Problem details => Your answer must match the material exactly, line for line.

Data =>
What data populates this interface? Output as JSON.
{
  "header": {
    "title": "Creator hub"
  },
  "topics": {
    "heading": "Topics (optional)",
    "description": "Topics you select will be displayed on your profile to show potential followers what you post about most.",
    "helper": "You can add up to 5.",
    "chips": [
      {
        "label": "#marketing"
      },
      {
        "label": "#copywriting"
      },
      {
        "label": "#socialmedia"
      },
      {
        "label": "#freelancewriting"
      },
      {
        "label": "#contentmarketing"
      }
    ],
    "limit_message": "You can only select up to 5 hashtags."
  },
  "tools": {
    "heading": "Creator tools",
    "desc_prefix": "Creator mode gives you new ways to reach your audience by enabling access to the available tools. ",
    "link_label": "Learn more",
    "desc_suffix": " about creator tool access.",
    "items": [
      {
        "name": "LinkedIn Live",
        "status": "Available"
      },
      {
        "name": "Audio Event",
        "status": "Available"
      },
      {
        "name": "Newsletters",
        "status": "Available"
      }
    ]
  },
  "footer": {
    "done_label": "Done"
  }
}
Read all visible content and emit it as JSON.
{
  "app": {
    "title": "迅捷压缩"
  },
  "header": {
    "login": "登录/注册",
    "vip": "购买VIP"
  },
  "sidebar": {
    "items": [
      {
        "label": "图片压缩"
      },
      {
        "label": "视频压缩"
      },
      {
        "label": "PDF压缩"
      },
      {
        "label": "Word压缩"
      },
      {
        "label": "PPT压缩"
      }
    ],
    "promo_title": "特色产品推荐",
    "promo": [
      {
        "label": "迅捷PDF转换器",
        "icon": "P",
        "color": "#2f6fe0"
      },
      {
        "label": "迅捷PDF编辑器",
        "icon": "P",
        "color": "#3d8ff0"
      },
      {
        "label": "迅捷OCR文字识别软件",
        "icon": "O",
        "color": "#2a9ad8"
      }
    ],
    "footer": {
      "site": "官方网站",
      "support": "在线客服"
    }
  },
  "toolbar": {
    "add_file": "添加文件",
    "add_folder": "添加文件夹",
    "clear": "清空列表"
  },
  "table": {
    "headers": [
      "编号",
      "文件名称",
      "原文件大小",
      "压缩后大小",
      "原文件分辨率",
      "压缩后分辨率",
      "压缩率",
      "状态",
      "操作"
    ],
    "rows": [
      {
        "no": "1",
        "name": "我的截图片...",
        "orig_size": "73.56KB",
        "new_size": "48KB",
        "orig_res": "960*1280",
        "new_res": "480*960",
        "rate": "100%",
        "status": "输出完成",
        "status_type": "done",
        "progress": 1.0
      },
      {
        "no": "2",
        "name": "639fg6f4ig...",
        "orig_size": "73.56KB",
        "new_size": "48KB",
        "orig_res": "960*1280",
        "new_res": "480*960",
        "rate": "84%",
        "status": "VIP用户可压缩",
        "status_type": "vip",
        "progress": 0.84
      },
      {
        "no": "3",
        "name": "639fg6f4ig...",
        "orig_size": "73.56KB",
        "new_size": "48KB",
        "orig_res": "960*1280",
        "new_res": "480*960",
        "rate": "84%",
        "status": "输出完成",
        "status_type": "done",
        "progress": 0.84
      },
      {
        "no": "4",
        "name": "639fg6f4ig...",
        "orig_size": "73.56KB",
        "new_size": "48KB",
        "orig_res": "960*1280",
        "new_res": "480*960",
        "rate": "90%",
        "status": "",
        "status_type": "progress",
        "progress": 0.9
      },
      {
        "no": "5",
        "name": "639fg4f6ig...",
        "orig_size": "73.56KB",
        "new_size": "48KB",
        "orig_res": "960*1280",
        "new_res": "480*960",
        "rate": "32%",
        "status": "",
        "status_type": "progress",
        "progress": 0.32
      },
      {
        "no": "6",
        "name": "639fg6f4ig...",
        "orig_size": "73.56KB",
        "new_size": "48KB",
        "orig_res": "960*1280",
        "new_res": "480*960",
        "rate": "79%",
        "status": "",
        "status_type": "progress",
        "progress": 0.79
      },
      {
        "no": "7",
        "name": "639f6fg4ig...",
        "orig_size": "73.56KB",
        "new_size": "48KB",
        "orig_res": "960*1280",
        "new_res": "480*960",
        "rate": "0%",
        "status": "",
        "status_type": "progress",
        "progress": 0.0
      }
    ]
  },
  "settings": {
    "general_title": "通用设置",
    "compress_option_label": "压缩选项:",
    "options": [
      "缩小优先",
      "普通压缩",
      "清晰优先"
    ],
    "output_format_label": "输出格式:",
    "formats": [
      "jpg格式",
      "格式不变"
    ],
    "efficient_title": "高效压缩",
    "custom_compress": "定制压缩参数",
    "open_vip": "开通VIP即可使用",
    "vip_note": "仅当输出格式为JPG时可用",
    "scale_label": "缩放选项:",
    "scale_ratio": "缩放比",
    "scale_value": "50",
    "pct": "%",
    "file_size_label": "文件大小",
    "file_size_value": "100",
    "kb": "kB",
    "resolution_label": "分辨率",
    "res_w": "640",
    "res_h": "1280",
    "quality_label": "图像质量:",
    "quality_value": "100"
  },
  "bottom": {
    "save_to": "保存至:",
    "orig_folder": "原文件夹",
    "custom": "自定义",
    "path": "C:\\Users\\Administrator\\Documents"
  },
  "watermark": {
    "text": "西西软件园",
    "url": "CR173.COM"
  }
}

Exercise result =>
What data populates this interface? Output as JSON.
{
  "header": {
    "title": "Creator hub"
  },
  "topics": {
    "heading": "Topics (optional)",
    "description": "Topics you select will be displayed on your profile to show potential followers what you post about most.",
    "helper": "You can add up to 5.",
    "chips": [
      {
        "label": "#marketing"
      },
      {
        "label": "#copywriting"
      },
      {
        "label": "#socialmedia"
      },
      {
        "label": "#freelancewriting"
      },
      {
        "label": "#contentmarketing"
      }
    ],
    "limit_message": "You can only select up to 5 hashtags."
  },
  "tools": {
    "heading": "Creator tools",
    "desc_prefix": "Creator mode gives you new ways to reach your audience by enabling access to the available tools. ",
    "link_label": "Learn more",
    "desc_suffix": " about creator tool access.",
    "items": [
      {
        "name": "LinkedIn Live",
        "status": "Available"
      },
      {
        "name": "Audio Event",
        "status": "Available"
      },
      {
        "name": "Newsletters",
        "status": "Available"
      }
    ]
  },
  "footer": {
    "done_label": "Done"
  }
}
Read all visible content and emit it as JSON.
{
  "app": {
    "title": "迅捷压缩"
  },
  "header": {
    "login": "登录/注册",
    "vip": "购买VIP"
  },
  "sidebar": {
    "items": [
      {
        "label": "图片压缩"
      },
      {
        "label": "视频压缩"
      },
      {
        "label": "PDF压缩"
      },
      {
        "label": "Word压缩"
      },
      {
        "label": "PPT压缩"
      }
    ],
    "promo_title": "特色产品推荐",
    "promo": [
      {
        "label": "迅捷PDF转换器",
        "icon": "P",
        "color": "#2f6fe0"
      },
      {
        "label": "迅捷PDF编辑器",
        "icon": "P",
        "color": "#3d8ff0"
      },
      {
        "label": "迅捷OCR文字识别软件",
        "icon": "O",
        "color": "#2a9ad8"
      }
    ],
    "footer": {
      "site": "官方网站",
      "support": "在线客服"
    }
  },
  "toolbar": {
    "add_file": "添加文件",
    "add_folder": "添加文件夹",
    "clear": "清空列表"
  },
  "table": {
    "headers": [
      "编号",
      "文件名称",
      "原文件大小",
      "压缩后大小",
      "原文件分辨率",
      "压缩后分辨率",
      "压缩率",
      "状态",
      "操作"
    ],
    "rows": [
      {
        "no": "1",
        "name": "我的截图片...",
        "orig_size": "73.56KB",
        "new_size": "48KB",
        "orig_res": "960*1280",
        "new_res": "480*960",
        "rate": "100%",
        "status": "输出完成",
        "status_type": "done",
        "progress": 1.0
      },
      {
        "no": "2",
        "name": "639fg6f4ig...",
        "orig_size": "73.56KB",
        "new_size": "48KB",
        "orig_res": "960*1280",
        "new_res": "480*960",
        "rate": "84%",
        "status": "VIP用户可压缩",
        "status_type": "vip",
        "progress": 0.84
      },
      {
        "no": "3",
        "name": "639fg6f4ig...",
        "orig_size": "73.56KB",
        "new_size": "48KB",
        "orig_res": "960*1280",
        "new_res": "480*960",
        "rate": "84%",
        "status": "输出完成",
        "status_type": "done",
        "progress": 0.84
      },
      {
        "no": "4",
        "name": "639fg6f4ig...",
        "orig_size": "73.56KB",
        "new_size": "48KB",
        "orig_res": "960*1280",
        "new_res": "480*960",
        "rate": "90%",
        "status": "",
        "status_type": "progress",
        "progress": 0.9
      },
      {
        "no": "5",
        "name": "639fg4f6ig...",
        "orig_size": "73.56KB",
        "new_size": "48KB",
        "orig_res": "960*1280",
        "new_res": "480*960",
        "rate": "32%",
        "status": "",
        "status_type": "progress",
        "progress": 0.32
      },
      {
        "no": "6",
        "name": "639fg6f4ig...",
        "orig_size": "73.56KB",
        "new_size": "48KB",
        "orig_res": "960*1280",
        "new_res": "480*960",
        "rate": "79%",
        "status": "",
        "status_type": "progress",
        "progress": 0.79
      },
      {
        "no": "7",
        "name": "639f6fg4ig...",
        "orig_size": "73.56KB",
        "new_size": "48KB",
        "orig_res": "960*1280",
        "new_res": "480*960",
        "rate": "0%",
        "status": "",
        "status_type": "progress",
        "progress": 0.0
      }
    ]
  },
  "settings": {
    "general_title": "通用设置",
    "compress_option_label": "压缩选项:",
    "options": [
      "缩小优先",
      "普通压缩",
      "清晰优先"
    ],
    "output_format_label": "输出格式:",
    "formats": [
      "jpg格式",
      "格式不变"
    ],
    "efficient_title": "高效压缩",
    "custom_compress": "定制压缩参数",
    "open_vip": "开通VIP即可使用",
    "vip_note": "仅当输出格式为JPG时可用",
    "scale_label": "缩放选项:",
    "scale_ratio": "缩放比",
    "scale_value": "50",
    "pct": "%",
    "file_size_label": "文件大小",
    "file_size_value": "100",
    "kb": "kB",
    "resolution_label": "分辨率",
    "res_w": "640",
    "res_h": "1280",
    "quality_label": "图像质量:",
    "quality_value": "100"
  },
  "bottom": {
    "save_to": "保存至:",
    "orig_folder": "原文件夹",
    "custom": "自定义",
    "path": "C:\\Users\\Administrator\\Documents"
  },
  "watermark": {
    "text": "西西软件园",
    "url": "CR173.COM"
  }
}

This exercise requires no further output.